Game Write is a recurring series dedicated to the fiction of game industry veterans. From the best-selling titles of Drew Karpyshyn and Austin Grossman, to the obscure classics of Jane Jensen and Sheldon Pacotti, this series hopes to unearth both the gems and the trash we tend to leave buried in the credits. In this entry, we look at Sheldon Pacotti’s short story collection, Experiments in Belief — featuring a variety of science fiction stories written throughout the ’90s on the complex interplay of science, ethics, religion, and politics.
It’s easy to see the quality horror fans attribute to Barker’s early work. He’s an excellent writer, and his ideas are jaw-droppingly creative and original, at times.

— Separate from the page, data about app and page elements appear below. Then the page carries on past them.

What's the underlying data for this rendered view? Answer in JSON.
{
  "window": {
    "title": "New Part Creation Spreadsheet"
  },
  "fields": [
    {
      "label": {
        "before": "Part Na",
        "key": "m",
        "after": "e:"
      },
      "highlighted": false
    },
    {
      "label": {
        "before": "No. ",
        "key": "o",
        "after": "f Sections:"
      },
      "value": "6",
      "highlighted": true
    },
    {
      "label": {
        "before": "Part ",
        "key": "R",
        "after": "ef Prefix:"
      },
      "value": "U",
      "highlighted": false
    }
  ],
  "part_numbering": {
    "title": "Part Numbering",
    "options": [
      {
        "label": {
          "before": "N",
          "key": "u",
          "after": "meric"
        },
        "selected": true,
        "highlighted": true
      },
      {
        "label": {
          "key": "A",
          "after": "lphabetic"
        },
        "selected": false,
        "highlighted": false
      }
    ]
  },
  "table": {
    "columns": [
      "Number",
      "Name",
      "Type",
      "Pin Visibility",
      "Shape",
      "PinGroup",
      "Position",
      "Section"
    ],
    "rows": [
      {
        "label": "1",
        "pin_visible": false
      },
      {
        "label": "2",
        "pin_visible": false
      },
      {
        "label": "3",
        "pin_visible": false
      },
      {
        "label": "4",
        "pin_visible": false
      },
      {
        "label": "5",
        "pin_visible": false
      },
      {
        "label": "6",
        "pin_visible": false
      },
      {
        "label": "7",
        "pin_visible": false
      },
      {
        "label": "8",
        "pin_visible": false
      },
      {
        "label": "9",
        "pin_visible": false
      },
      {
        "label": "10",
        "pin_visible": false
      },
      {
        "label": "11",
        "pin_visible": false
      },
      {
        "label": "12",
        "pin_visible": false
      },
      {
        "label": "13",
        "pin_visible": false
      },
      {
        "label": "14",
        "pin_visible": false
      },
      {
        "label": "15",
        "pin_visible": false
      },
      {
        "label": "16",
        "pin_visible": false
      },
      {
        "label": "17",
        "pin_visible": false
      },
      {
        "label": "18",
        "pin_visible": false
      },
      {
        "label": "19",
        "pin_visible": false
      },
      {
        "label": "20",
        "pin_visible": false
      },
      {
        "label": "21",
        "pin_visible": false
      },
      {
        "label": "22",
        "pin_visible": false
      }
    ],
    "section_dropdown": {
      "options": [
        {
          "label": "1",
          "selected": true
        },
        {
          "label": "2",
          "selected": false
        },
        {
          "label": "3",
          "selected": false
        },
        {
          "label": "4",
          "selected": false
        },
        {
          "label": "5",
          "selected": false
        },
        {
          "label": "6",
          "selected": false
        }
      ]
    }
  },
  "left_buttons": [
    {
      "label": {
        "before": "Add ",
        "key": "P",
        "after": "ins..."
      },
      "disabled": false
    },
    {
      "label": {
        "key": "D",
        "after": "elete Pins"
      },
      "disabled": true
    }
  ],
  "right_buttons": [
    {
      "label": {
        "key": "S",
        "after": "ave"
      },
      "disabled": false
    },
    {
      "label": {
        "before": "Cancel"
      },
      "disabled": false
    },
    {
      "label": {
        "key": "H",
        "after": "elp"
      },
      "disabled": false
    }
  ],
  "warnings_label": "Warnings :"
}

Personally, however, I don’t connect much with it. After a couple of his books, it’s hard to put my finger on why. Part of it, I think, is I find his prose too clinical and passive, his use of uncommon words and phrases too hand-me-that-Thesaurus. Some of his stories are affected by personal pathos, too. There’re no interesting or realistic female characters in any of his early stories that I’ve read, for example: They all amount to being described as worthless whores not just by characters, but by the omniscient narration itself. Their only personality traits are being dumb and craving sex with everything. (Granted, in a lot of Barker stories, you’ll find all anyone craves is sexual depravity, but at least one gender is granted a will.)